Instructions for the task:
The entries below should appear again in your reply, word for word.

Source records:
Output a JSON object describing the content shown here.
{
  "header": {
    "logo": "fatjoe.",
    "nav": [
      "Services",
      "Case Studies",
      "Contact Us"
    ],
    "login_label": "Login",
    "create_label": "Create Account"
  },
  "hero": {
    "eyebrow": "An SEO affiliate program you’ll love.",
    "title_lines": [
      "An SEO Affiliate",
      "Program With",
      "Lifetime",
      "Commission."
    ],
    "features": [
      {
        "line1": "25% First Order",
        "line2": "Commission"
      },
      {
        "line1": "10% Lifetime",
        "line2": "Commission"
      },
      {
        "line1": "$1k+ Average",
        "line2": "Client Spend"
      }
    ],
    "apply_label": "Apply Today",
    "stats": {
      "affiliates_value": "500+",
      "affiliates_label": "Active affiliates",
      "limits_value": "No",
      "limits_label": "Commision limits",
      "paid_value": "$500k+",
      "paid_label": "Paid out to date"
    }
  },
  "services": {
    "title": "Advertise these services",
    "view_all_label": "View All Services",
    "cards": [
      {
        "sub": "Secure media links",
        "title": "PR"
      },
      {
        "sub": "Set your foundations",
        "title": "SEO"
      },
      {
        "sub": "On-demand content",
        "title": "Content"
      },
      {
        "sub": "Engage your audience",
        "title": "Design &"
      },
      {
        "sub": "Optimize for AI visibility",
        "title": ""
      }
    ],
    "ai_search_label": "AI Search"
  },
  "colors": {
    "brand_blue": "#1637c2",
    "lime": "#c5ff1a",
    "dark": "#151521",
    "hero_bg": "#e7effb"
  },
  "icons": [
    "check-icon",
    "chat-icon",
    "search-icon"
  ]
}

Result of this exercise:
Output a JSON object describing the content shown here.
{
  "header": {
    "logo": "fatjoe.",
    "nav": [
      "Services",
      "Case Studies",
      "Contact Us"
    ],
    "login_label": "Login",
    "create_label": "Create Account"
  },
  "hero": {
    "eyebrow": "An SEO affiliate program you’ll love.",
    "title_lines": [
      "An SEO Affiliate",
      "Program With",
      "Lifetime",
      "Commission."
    ],
    "features": [
      {
        "line1": "25% First Order",
        "line2": "Commission"
      },
      {
        "line1": "10% Lifetime",
        "line2": "Commission"
      },
      {
        "line1": "$1k+ Average",
        "line2": "Client Spend"
      }
    ],
    "apply_label": "Apply Today",
    "stats": {
      "affiliates_value": "500+",
      "affiliates_label": "Active affiliates",
      "limits_value": "No",
      "limits_label": "Commision limits",
      "paid_value": "$500k+",
      "paid_label": "Paid out to date"
    }
  },
  "services": {
    "title": "Advertise these services",
    "view_all_label": "View All Services",
    "cards": [
      {
        "sub": "Secure media links",
        "title": "PR"
      },
      {
        "sub": "Set your foundations",
        "title": "SEO"
      },
      {
        "sub": "On-demand content",
        "title": "Content"
      },
      {
        "sub": "Engage your audience",
        "title": "Design &"
      },
      {
        "sub": "Optimize for AI visibility",
        "title": ""
      }
    ],
    "ai_search_label": "AI Search"
  },
  "colors": {
    "brand_blue": "#1637c2",
    "lime": "#c5ff1a",
    "dark": "#151521",
    "hero_bg": "#e7effb"
  },
  "icons": [
    "check-icon",
    "chat-icon",
    "search-icon"
  ]
}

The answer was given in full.